| Instructions for the task |
In the data below, find each line that contains the word "true" and copy it.

----

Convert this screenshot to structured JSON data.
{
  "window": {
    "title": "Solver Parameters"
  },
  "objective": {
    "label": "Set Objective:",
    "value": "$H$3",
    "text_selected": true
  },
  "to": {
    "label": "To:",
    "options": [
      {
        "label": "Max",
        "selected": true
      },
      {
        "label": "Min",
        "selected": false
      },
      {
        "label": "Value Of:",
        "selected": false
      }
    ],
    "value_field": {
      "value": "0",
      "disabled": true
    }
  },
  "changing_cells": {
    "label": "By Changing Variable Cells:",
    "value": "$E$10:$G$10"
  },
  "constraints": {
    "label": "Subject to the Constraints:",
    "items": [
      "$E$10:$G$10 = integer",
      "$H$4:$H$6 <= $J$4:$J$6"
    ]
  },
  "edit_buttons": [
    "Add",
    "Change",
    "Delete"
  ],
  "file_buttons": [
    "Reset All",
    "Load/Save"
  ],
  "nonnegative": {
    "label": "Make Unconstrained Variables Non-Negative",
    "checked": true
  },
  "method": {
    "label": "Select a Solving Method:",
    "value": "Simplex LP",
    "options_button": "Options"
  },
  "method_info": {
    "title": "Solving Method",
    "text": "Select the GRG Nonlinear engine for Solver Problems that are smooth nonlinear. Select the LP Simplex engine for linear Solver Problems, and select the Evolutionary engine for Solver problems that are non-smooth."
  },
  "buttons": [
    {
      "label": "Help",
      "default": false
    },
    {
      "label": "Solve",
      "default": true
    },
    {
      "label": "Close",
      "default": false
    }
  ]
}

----

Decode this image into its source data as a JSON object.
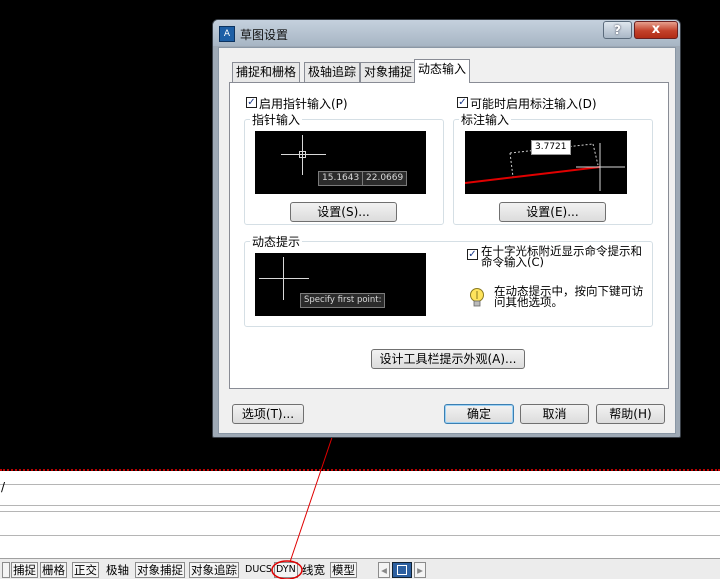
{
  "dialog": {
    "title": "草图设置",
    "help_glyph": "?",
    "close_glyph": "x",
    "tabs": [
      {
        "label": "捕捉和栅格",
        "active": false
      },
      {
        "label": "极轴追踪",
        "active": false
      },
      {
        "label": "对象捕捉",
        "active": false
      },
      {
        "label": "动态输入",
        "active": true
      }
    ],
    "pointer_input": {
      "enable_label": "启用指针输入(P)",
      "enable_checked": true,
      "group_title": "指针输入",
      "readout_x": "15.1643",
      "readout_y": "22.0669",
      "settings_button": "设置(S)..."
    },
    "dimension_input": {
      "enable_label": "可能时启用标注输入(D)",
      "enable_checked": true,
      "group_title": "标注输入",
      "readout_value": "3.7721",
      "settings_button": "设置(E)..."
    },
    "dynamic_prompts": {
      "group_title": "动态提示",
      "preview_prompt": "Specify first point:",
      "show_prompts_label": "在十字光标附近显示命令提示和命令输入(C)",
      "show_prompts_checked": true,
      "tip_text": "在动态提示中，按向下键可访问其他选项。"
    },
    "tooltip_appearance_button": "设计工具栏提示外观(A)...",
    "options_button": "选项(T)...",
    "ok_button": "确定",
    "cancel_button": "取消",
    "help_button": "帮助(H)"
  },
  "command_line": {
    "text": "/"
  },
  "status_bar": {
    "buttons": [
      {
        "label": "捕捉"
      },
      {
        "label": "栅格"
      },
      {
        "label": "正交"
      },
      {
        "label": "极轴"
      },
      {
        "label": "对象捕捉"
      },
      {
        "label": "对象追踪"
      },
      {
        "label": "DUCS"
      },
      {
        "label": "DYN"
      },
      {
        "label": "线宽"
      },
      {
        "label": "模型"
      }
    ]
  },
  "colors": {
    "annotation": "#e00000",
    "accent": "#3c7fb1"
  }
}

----

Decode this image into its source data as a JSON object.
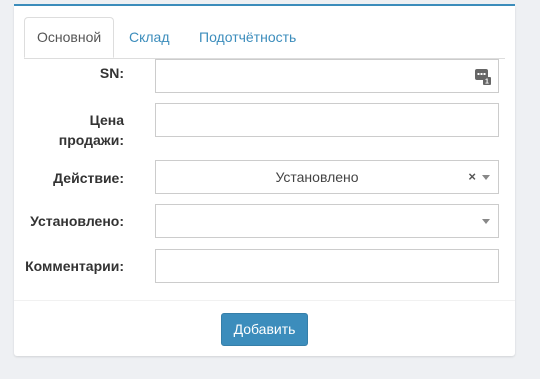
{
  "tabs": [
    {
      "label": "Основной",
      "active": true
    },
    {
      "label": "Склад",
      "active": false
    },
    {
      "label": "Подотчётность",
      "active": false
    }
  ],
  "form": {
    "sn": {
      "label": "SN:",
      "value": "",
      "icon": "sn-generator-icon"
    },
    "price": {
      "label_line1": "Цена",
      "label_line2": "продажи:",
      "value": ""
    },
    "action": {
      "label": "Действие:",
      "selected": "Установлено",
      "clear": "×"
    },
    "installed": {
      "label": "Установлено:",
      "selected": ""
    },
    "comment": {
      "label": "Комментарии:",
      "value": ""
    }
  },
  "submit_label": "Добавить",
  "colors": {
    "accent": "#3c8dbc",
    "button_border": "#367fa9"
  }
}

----

| Answer box |
    "text_selected": true
        "selected": true
      "disabled": true
    "checked": true
      "default": true
        "active": true
      "enable_checked": true,
      "enable_checked": true,
      "show_prompts_checked": true,
      "active": true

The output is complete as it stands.